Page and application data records
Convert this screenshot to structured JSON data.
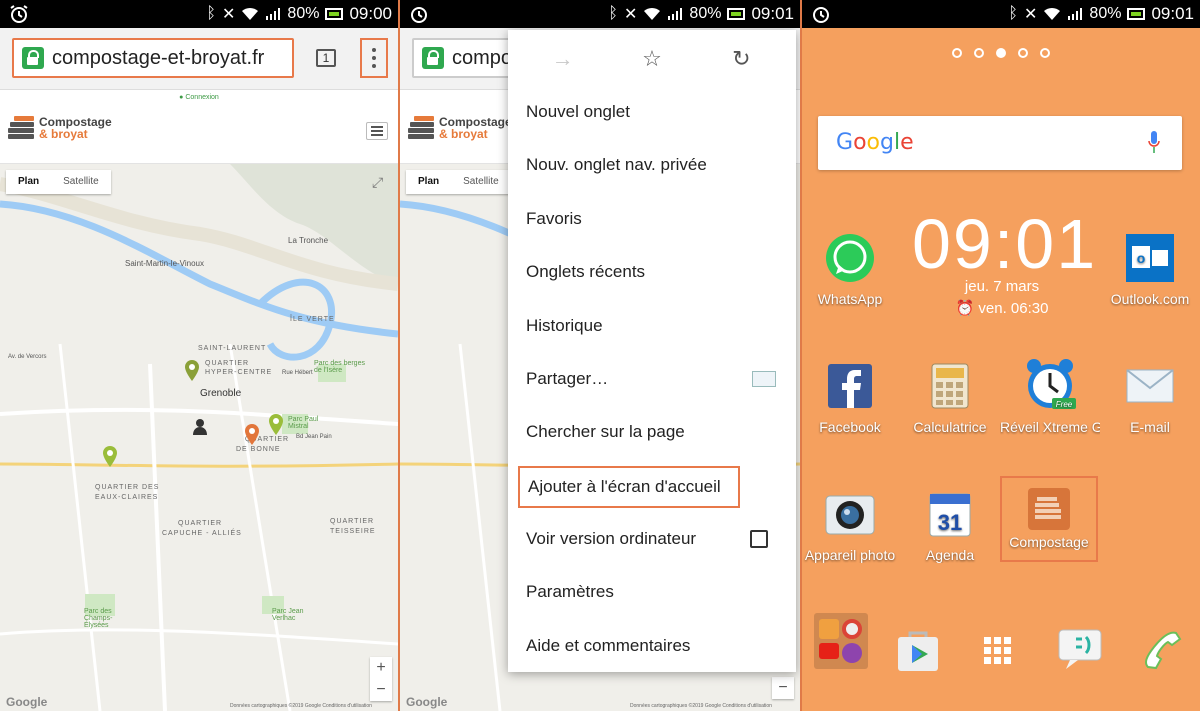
{
  "panel1": {
    "status": {
      "battery": "80%",
      "time": "09:00"
    },
    "url": "compostage-et-broyat.fr",
    "tab_count": "1",
    "site": {
      "login": "Connexion",
      "logo_line1": "Compostage",
      "logo_line2": "& broyat"
    },
    "map": {
      "type_plan": "Plan",
      "type_satellite": "Satellite",
      "labels": {
        "la_tronche": "La Tronche",
        "saint_martin": "Saint-Martin-le-Vinoux",
        "ile_verte": "ÎLE VERTE",
        "saint_laurent": "SAINT-LAURENT",
        "quartier_hyper": "QUARTIER",
        "hyper_centre": "HYPER-CENTRE",
        "grenoble": "Grenoble",
        "parc_berges": "Parc des berges de l'Isère",
        "parc_paul": "Parc Paul Mistral",
        "quartier_bonne": "QUARTIER",
        "de_bonne": "DE BONNE",
        "eaux_claires_1": "QUARTIER DES",
        "eaux_claires_2": "EAUX-CLAIRES",
        "capuche_1": "QUARTIER",
        "capuche_2": "CAPUCHE - ALLIÉS",
        "teisseire_1": "QUARTIER",
        "teisseire_2": "TEISSEIRE",
        "parc_champs": "Parc des Champs-Élysées",
        "parc_jean": "Parc Jean Verlhac",
        "av_vercors": "Av. de Vercors",
        "bd_jean_pain": "Bd Jean Pain",
        "rue_hebert": "Rue Hébert"
      },
      "footer": "Données cartographiques ©2019 Google   Conditions d'utilisation",
      "brand": "Google",
      "zoom_in": "+",
      "zoom_out": "−"
    }
  },
  "panel2": {
    "status": {
      "battery": "80%",
      "time": "09:01"
    },
    "url_partial": "compo",
    "menu": {
      "items": [
        "Nouvel onglet",
        "Nouv. onglet nav. privée",
        "Favoris",
        "Onglets récents",
        "Historique",
        "Partager…",
        "Chercher sur la page",
        "Ajouter à l'écran d'accueil",
        "Voir version ordinateur",
        "Paramètres",
        "Aide et commentaires"
      ]
    }
  },
  "panel3": {
    "status": {
      "battery": "80%",
      "time": "09:01"
    },
    "search_brand": "Google",
    "clock": {
      "time": "09:01",
      "date": "jeu. 7 mars",
      "alarm": "ven. 06:30"
    },
    "apps": {
      "whatsapp": "WhatsApp",
      "outlook": "Outlook.com",
      "facebook": "Facebook",
      "calculatrice": "Calculatrice",
      "reveil": "Réveil Xtreme G",
      "reveil_badge": "Free",
      "email": "E-mail",
      "appareil": "Appareil photo",
      "agenda": "Agenda",
      "agenda_day": "31",
      "compostage": "Compostage"
    }
  },
  "colors": {
    "accent": "#e8794a",
    "home_bg": "#f5a05e",
    "lock_green": "#2fa84f"
  }
}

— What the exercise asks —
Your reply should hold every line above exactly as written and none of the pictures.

— Solution to this exercise —
Convert this screenshot to structured JSON data.
{
  "panel1": {
    "status": {
      "battery": "80%",
      "time": "09:00"
    },
    "url": "compostage-et-broyat.fr",
    "tab_count": "1",
    "site": {
      "login": "Connexion",
      "logo_line1": "Compostage",
      "logo_line2": "& broyat"
    },
    "map": {
      "type_plan": "Plan",
      "type_satellite": "Satellite",
      "labels": {
        "la_tronche": "La Tronche",
        "saint_martin": "Saint-Martin-le-Vinoux",
        "ile_verte": "ÎLE VERTE",
        "saint_laurent": "SAINT-LAURENT",
        "quartier_hyper": "QUARTIER",
        "hyper_centre": "HYPER-CENTRE",
        "grenoble": "Grenoble",
        "parc_berges": "Parc des berges de l'Isère",
        "parc_paul": "Parc Paul Mistral",
        "quartier_bonne": "QUARTIER",
        "de_bonne": "DE BONNE",
        "eaux_claires_1": "QUARTIER DES",
        "eaux_claires_2": "EAUX-CLAIRES",
        "capuche_1": "QUARTIER",
        "capuche_2": "CAPUCHE - ALLIÉS",
        "teisseire_1": "QUARTIER",
        "teisseire_2": "TEISSEIRE",
        "parc_champs": "Parc des Champs-Élysées",
        "parc_jean": "Parc Jean Verlhac",
        "av_vercors": "Av. de Vercors",
        "bd_jean_pain": "Bd Jean Pain",
        "rue_hebert": "Rue Hébert"
      },
      "footer": "Données cartographiques ©2019 Google   Conditions d'utilisation",
      "brand": "Google",
      "zoom_in": "+",
      "zoom_out": "−"
    }
  },
  "panel2": {
    "status": {
      "battery": "80%",
      "time": "09:01"
    },
    "url_partial": "compo",
    "menu": {
      "items": [
        "Nouvel onglet",
        "Nouv. onglet nav. privée",
        "Favoris",
        "Onglets récents",
        "Historique",
        "Partager…",
        "Chercher sur la page",
        "Ajouter à l'écran d'accueil",
        "Voir version ordinateur",
        "Paramètres",
        "Aide et commentaires"
      ]
    }
  },
  "panel3": {
    "status": {
      "battery": "80%",
      "time": "09:01"
    },
    "search_brand": "Google",
    "clock": {
      "time": "09:01",
      "date": "jeu. 7 mars",
      "alarm": "ven. 06:30"
    },
    "apps": {
      "whatsapp": "WhatsApp",
      "outlook": "Outlook.com",
      "facebook": "Facebook",
      "calculatrice": "Calculatrice",
      "reveil": "Réveil Xtreme G",
      "reveil_badge": "Free",
      "email": "E-mail",
      "appareil": "Appareil photo",
      "agenda": "Agenda",
      "agenda_day": "31",
      "compostage": "Compostage"
    }
  },
  "colors": {
    "accent": "#e8794a",
    "home_bg": "#f5a05e",
    "lock_green": "#2fa84f"
  }
}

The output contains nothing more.